The local river overflowing is not however an unusual occurrence, it is something that frequently happens after prolonged rainfall causes the river to swell. The lane leading to my village is narrow with several sharp and blind bends. There is also a long dip in the lane on one of the bends where the flooding occurs. The local council once erected a depth gauge on the grass verge to assist motorists in judging the depth of the water, unfortunately the depth indicator is barely visible due to overgrown foliage and due to the bend in the lane, motorist needs to be in the deepest part of the flooded roadway before they can see it. It always reminds me of the cartoon of the sign saying danger quicksand that cannot be read until a person is already sinking in a quicksand pit.
A friend of mine long since gone told me when she was a small girl many years ago, her father who lived in a different unnamed village, would allegedly send one of her small brothers with a wooden box to a similar flooded roadway, who would then stand on the submerged box at the roadside waiting for an uninformed driver to come along. The driver on trying to decide the depth of the water would see a small boy in wellington boots with water lapping round his ankles. Having made a judgement it was safe to proceed the driver would soon find themself stranded at which time the boy would run home to inform his father of the stranded vehicle. His father would then tow the car out of the flood using his tractor for a five pound fee. I have no idea if this was a tall yarn or not but I did find it amusing at the time.
Since Roman times, local farmers relied on the river flooding as a method of fertilising their fields from deposited silt enriching their fields. Somerset is well known for the Somerset Levels, an area of land that flooded in the winter months leaving locations like Glastonbury magically arising from the waters. Hence the name “Isle” in the Isle of Avalon where Glastonbury stands. Somerset also takes its name from the lands governed from Somerton, the local ancient town which lays claim to be the one time capitol of Wessex. Somerton in turn takes it name from the Summer Lands which is how Somerset was once described.

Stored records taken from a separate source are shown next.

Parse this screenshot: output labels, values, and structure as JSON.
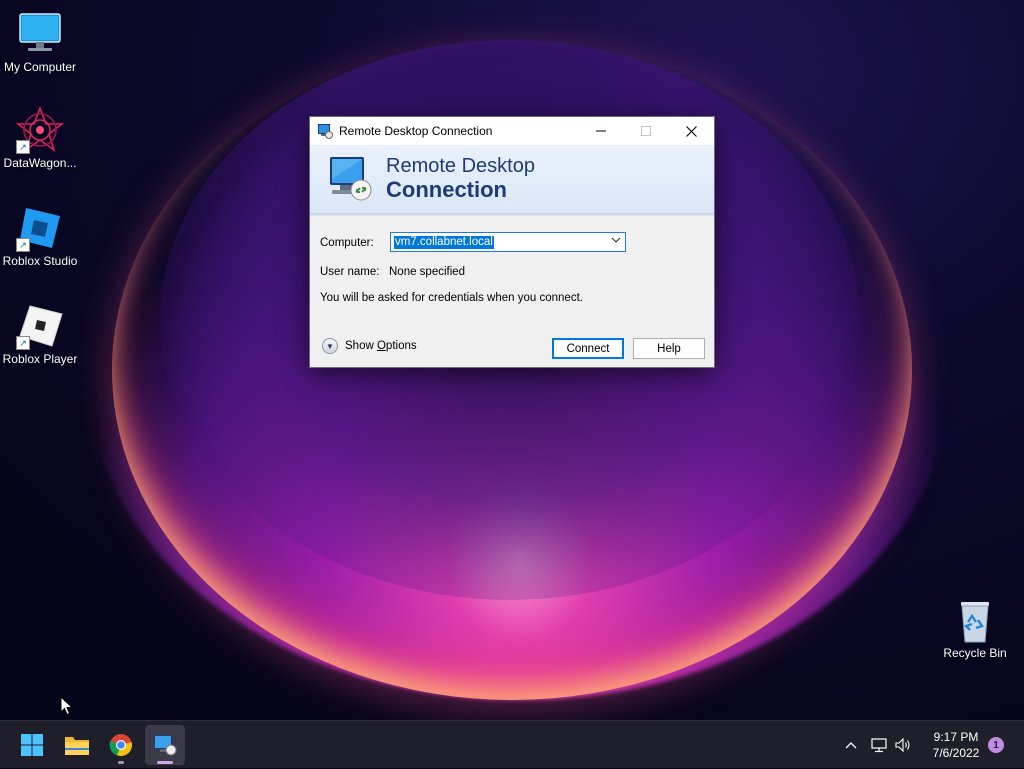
{
  "desktop": {
    "icons": [
      {
        "label": "My Computer",
        "icon": "monitor-icon"
      },
      {
        "label": "DataWagon...",
        "icon": "datawagon-icon"
      },
      {
        "label": "Roblox Studio",
        "icon": "roblox-studio-icon"
      },
      {
        "label": "Roblox Player",
        "icon": "roblox-player-icon"
      }
    ],
    "recycle_bin": {
      "label": "Recycle Bin",
      "icon": "recycle-bin-icon"
    }
  },
  "window": {
    "title": "Remote Desktop Connection",
    "banner": {
      "line1": "Remote Desktop",
      "line2": "Connection"
    },
    "computer_label": "Computer:",
    "computer_value": "vm7.collabnet.local",
    "username_label": "User name:",
    "username_value": "None specified",
    "info_text": "You will be asked for credentials when you connect.",
    "show_options_pre": "Show ",
    "show_options_underlined": "O",
    "show_options_post": "ptions",
    "connect_label": "Connect",
    "help_label": "Help"
  },
  "taskbar": {
    "apps": [
      "start-button",
      "file-explorer",
      "chrome",
      "remote-desktop-connection"
    ],
    "tray": {
      "time": "9:17 PM",
      "date": "7/6/2022",
      "notification_count": "1"
    }
  },
  "colors": {
    "accent": "#0078d7",
    "banner_text": "#1c3b77",
    "taskbar": "#1f1f2a",
    "notification_badge": "#c08be0"
  }
}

Filed under: May 2012, Somerset Journal | Tagged: depth gauge, flooding, Glastonbury, Isle of Avalon, labour organisations, May Day, River Yeo, silt fertilisation, Somerset, Somerton, Summer Lands, tractor | Leave a Comment »